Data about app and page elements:
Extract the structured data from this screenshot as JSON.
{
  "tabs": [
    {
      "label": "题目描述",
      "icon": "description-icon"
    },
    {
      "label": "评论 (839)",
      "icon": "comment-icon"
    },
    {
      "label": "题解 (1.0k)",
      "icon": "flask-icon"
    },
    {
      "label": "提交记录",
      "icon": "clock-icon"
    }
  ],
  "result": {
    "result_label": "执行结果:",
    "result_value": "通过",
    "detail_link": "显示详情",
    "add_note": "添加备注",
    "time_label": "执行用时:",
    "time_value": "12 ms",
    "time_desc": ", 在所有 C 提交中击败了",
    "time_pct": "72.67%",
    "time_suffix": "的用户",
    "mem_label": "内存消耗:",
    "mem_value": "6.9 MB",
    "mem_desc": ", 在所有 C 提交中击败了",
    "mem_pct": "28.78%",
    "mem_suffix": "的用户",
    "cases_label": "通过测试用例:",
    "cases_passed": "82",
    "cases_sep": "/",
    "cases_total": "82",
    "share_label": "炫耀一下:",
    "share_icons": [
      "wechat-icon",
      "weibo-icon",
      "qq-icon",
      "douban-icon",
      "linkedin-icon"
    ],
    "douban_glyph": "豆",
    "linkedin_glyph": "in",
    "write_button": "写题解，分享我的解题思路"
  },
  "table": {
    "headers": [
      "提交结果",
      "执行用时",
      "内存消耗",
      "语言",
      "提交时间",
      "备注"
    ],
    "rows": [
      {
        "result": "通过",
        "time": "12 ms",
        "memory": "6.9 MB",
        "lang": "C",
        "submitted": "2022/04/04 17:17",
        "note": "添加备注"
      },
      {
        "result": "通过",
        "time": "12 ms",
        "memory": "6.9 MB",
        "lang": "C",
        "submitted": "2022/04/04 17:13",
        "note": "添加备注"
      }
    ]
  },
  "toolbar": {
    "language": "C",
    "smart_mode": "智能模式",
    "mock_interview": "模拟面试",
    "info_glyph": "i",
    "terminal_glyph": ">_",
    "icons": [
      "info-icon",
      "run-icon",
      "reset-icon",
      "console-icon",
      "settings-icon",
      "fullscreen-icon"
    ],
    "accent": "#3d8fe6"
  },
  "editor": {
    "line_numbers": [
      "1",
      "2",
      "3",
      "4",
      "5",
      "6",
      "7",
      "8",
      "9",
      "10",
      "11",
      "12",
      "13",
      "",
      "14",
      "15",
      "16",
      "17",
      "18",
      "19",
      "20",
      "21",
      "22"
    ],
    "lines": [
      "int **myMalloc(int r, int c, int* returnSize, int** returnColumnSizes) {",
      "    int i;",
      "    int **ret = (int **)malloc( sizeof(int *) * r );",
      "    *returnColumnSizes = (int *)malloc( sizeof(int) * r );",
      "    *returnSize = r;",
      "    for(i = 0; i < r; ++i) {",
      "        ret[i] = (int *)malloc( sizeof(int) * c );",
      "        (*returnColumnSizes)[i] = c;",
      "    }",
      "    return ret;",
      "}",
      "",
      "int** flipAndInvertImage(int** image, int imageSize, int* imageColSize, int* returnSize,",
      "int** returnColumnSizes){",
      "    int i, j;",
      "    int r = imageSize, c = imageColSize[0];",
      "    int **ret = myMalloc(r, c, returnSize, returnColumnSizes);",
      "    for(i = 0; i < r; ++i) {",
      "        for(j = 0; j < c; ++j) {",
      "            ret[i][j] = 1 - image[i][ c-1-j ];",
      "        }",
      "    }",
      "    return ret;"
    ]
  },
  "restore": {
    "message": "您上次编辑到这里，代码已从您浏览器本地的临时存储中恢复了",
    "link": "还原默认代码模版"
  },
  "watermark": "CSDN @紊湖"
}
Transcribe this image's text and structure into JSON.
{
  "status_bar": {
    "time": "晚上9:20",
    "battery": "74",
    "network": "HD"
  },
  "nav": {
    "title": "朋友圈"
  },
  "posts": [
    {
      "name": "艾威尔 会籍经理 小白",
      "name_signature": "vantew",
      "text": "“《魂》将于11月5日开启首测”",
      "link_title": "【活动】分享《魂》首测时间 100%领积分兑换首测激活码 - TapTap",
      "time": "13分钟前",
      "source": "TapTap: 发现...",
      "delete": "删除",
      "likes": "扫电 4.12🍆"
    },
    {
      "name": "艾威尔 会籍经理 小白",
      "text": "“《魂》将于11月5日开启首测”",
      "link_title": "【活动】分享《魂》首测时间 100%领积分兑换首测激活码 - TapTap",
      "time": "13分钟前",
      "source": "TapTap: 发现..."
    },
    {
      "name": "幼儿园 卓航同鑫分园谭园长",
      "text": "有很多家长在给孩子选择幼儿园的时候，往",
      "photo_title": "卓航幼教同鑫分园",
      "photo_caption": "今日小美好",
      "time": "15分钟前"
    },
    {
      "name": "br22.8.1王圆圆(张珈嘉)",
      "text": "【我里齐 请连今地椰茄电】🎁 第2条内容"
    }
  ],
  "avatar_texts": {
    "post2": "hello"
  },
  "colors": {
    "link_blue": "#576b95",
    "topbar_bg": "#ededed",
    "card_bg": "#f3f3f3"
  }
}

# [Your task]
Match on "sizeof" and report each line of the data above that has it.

# [Reply]
      "    int **ret = (int **)malloc( sizeof(int *) * r );",
      "    *returnColumnSizes = (int *)malloc( sizeof(int) * r );",
      "        ret[i] = (int *)malloc( sizeof(int) * c );",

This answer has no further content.